For the first time in a long while I was at a race with no friends, no husband, no running group. And, as it turned out, no gear check. But it wasn't really a problem.
This race was sponsored by the Patent and Trademark Office Society and took place in front of their building in Alexandria, Virginia.
After parking my rental car I walked through a beautiful campus of federal buildings and into the lobby of the building. Did you know the Patent and Trademark Office has a museum? It wasn't open, sadly. Still, it was fun to see the inside of a building that I'd never really given much thought to.
The packet pick up was located on the lower lobby level. Everything in the area seems to be built on a hill so even though you go in on one level you can almost always exit on completely different one.
I grabbed my race number and my t-shirt from the tables in the center and took the shirt back to my car. And, of course, pinned the bib on my tank top. The morning was chilly but the sun was shining. I kept my jacket on while I did my stretches and my warm-up jog. I decided to run to the first mile marker on the out-and-back course to get an idea of what I'd be in for. I'd looked at the elevation chart and was a little worried.
That huge hill? A freeway overpass. And, yes, it was a pace killer on the way up.
I was sweating something fierce by the time I got done and was happy to ditch my jacket. With no gear check, though, I was a little worried. So I put my phone back in the car and asked a nice lady at one of the tables if I could leave my jacket and car keys there.
Everyone at this race was really nice. You could tell that most of them work in the building or at least knew each other. There were about 300 people total and most of them were clustered in groups of friends, joking, and laughing. When the PA system wouldn't cooperate and play the National Anthem someone shouted out, "Hey! Why doesn't Jerry sing it??" And a bunch of people laughed. I guess Jerry is a good singer? Or maybe a bad singer? Anyway, someone else stepped up and we were treated to a less-than-perfect version sung by a willing volunteer.

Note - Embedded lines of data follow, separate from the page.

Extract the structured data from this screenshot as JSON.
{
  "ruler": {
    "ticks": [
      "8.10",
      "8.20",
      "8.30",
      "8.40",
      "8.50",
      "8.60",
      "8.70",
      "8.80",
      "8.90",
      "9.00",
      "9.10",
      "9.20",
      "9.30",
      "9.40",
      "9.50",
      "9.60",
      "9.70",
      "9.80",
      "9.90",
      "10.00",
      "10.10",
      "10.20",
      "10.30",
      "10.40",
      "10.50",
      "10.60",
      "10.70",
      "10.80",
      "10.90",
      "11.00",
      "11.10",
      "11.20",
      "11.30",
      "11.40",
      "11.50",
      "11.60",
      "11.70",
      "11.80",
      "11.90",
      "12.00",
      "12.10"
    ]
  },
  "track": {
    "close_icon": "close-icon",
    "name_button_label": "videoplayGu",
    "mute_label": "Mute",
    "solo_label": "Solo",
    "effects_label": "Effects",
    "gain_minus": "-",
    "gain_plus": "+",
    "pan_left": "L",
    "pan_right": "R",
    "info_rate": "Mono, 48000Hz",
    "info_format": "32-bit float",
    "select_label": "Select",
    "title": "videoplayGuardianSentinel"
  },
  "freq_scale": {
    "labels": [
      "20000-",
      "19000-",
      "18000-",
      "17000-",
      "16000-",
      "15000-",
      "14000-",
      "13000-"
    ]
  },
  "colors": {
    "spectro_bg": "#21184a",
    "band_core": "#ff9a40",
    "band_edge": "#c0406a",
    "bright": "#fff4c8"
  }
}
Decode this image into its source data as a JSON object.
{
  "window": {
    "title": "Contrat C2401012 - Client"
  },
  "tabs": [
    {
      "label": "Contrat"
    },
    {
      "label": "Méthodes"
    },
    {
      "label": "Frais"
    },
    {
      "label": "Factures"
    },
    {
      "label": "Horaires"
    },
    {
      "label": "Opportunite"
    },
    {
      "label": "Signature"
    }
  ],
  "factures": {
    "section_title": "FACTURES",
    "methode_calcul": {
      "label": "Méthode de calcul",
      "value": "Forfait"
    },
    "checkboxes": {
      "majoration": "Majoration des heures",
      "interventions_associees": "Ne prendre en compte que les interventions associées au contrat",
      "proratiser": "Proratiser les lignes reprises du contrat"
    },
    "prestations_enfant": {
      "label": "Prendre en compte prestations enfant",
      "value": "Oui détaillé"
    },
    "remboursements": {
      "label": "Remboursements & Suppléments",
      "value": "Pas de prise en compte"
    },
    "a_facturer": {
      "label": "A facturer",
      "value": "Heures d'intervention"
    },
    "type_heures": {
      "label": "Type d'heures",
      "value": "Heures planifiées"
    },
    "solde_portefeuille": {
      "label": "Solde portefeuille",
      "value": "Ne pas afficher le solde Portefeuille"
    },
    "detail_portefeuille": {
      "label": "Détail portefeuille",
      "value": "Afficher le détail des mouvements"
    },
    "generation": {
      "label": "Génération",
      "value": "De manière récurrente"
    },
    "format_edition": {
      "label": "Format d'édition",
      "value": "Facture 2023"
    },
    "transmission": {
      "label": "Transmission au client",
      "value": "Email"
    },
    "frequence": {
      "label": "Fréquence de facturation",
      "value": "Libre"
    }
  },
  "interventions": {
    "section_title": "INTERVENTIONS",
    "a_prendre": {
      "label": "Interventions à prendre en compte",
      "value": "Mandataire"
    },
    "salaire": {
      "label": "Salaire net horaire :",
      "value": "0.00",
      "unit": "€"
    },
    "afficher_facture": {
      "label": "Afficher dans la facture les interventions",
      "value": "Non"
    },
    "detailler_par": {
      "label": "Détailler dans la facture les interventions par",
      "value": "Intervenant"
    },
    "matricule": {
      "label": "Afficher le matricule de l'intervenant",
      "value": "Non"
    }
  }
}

The race was chip timed but I didn't want to start too far in the back lest I get stuck with walkers or less experienced runners. I had some delusional visions of winning my age group or some such thing since it was a small race.
I'll tell you, though, those DC-area runners are FAST. Or at least they go out of the gate fast. But I'd already run up that hill so I knew what to expect. Which means I wasn't too worried when I slowed down on the uphill.
My Garmin beeped exactly at the 1 mile marker. Exciting! 8:16. Hmmm, not as fast as my last 5K. Oh well.
There was a water station before the turn around point but I eschewed water. We saw the race leader go by the in opposite direction minutes ahead of everyone else. Then it was our turn to do the 180-degree turn and head back.
The Garmin beeped after the mile 2 marker which had me slightly concerned. But then it was time to tackle the big hill again which was slightly less steep from this side. Still, it wasn't easy. I didn't even look at my pace.
A slight downhill and then a long, gradual incline up to the turn to the finish. And then another hill! What? Where did this one come from?
I did my best to power up the hill and passed the mile 3 marker at the top. Then, suddenly, I was at the finish line.
The clock said 24:50-something and in my either sleep-deprived or oxygen-deprived state I was bummed. 24:50-something? What a poor showing! Especially when I looked down at my Garmin at it said 3.04 miles instead of 3.1. Bummer!
It wasn't until I looked up the race results later that I realized I'd actually run a pretty good race! I wasn't able to stick around for the awards ceremony (had to get back for conference stuff) and they were only doing awards two deep in 10-year age groups (so I was in the 30-39 age group). Turns out my official results are a time of 24:50 which was good enough for third in my age group and tenth woman overall!
Too bad the race was a hair short so I'm not counting it as a 5K PR. Still, that time translates to an average 8 minute mile even with some decent hills.
And too bad I forgot to reset my Garmin before going for another run a few days later so my stats (and map) are all messed up.
Finding this random race to run was a great decision. Sure, I could have slept in on Sunday morning before the conference started. But this way I was able to see somewhere I'd never been, run a small, fun, friendly race, and get in a workout. All wins in my opinion. So, if you've never done it, I highly recommend searching for a fitness event in the area where you'll be traveling. You never know what you'll find!